= Beginning of Section =

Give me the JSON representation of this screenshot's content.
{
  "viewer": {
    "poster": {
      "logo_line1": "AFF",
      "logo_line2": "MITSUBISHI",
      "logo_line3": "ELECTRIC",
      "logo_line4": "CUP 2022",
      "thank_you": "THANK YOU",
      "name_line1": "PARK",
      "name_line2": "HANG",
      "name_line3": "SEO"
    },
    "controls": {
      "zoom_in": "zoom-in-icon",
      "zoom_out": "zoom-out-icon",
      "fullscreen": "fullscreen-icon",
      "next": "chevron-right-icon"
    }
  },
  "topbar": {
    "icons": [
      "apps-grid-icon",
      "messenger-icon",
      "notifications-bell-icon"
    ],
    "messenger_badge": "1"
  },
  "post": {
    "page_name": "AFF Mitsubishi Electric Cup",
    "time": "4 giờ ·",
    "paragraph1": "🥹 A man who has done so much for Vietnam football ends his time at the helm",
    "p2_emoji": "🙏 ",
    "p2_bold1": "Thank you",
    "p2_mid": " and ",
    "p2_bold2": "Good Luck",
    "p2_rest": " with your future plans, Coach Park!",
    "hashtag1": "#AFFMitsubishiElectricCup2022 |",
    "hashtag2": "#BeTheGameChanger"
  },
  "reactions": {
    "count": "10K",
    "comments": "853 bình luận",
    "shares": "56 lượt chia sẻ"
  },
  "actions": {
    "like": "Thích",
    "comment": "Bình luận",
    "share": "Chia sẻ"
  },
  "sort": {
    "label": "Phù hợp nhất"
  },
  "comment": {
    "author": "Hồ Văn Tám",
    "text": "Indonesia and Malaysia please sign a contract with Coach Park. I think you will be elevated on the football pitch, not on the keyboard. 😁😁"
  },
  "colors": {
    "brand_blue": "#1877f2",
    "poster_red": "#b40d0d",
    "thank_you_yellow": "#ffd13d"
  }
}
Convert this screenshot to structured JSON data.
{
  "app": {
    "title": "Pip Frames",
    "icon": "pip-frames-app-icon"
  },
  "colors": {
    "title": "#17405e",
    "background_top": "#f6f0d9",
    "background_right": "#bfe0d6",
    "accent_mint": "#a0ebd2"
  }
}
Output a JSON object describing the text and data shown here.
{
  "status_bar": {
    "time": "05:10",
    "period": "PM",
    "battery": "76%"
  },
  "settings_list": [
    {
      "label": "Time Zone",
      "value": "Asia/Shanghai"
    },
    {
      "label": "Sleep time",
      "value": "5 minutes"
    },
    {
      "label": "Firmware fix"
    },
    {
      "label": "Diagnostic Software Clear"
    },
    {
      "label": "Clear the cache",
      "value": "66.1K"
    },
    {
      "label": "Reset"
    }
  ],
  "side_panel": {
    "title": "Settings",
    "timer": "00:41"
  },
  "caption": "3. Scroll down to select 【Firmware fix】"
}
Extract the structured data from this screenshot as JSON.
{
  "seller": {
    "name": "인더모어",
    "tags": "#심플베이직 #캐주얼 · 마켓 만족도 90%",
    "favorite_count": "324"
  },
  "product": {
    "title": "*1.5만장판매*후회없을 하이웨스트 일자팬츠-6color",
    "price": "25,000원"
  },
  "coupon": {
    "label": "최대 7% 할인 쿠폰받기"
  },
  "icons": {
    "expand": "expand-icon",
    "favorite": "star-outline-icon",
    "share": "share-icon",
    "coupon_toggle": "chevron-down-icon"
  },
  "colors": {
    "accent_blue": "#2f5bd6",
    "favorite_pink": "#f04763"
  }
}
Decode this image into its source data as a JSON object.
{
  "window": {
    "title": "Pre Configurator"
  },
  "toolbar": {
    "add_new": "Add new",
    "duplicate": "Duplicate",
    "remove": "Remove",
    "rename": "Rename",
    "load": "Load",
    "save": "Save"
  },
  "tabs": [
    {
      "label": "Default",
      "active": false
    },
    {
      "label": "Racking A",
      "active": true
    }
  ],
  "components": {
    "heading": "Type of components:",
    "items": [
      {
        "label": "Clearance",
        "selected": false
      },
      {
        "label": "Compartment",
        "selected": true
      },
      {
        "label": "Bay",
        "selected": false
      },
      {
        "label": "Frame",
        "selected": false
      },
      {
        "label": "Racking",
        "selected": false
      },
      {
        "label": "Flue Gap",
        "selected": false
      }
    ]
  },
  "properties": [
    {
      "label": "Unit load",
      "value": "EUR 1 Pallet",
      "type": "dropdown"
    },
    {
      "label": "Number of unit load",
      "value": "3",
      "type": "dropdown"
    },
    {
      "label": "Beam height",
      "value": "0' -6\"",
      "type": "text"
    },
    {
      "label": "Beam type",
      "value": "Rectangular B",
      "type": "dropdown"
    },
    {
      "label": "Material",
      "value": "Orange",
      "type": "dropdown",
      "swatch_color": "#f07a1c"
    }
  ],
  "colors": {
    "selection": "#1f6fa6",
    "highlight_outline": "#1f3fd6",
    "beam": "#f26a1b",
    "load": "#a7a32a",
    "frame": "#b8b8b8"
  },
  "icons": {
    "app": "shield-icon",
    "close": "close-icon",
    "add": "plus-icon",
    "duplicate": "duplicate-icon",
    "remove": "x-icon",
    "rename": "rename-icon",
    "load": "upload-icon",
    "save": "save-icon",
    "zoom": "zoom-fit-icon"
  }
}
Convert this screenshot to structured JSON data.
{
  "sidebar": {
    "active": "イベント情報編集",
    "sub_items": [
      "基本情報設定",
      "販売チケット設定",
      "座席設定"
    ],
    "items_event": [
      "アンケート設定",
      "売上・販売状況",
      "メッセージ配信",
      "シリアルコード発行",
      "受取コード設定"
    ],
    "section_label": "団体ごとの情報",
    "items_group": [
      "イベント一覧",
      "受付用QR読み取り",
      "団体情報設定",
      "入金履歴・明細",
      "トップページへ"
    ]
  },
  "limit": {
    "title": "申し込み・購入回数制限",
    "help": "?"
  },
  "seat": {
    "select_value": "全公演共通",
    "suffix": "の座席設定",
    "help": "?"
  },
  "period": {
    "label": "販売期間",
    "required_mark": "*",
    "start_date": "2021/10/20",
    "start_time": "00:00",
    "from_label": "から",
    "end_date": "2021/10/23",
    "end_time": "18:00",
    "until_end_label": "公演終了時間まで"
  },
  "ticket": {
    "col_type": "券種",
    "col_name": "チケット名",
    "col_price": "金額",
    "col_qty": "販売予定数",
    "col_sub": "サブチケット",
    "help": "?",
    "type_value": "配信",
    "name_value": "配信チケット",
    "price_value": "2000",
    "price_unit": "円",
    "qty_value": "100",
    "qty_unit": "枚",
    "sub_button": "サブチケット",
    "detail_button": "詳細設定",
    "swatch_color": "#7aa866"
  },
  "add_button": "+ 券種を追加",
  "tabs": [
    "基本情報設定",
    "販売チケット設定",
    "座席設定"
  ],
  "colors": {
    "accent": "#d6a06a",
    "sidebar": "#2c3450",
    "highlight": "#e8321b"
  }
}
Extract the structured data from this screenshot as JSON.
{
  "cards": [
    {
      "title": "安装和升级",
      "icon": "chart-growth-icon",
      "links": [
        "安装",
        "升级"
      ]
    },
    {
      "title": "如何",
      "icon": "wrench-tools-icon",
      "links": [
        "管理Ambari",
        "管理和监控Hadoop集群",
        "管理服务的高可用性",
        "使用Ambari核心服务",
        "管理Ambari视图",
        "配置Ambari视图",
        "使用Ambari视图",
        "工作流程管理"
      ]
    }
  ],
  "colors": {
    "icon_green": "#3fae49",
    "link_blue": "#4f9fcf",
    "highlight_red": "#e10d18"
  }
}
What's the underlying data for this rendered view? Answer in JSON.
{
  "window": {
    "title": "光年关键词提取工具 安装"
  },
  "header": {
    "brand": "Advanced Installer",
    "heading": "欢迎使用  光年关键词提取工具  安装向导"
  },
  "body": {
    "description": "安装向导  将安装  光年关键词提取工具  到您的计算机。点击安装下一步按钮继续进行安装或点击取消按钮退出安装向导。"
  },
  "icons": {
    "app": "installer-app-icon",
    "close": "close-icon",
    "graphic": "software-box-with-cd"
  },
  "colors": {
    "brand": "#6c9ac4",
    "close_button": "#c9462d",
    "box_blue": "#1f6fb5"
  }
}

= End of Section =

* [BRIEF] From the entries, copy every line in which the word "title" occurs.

* [REPLY]
    "title": "Pip Frames",
    "title": "#17405e",
    "title": "Settings",
    "title": "*1.5만장판매*후회없을 하이웨스트 일자팬츠-6color",
    "title": "Pre Configurator"
    "title": "申し込み・購入回数制限",
      "title": "安装和升级",
      "title": "如何",
    "title": "光年关键词提取工具 安装"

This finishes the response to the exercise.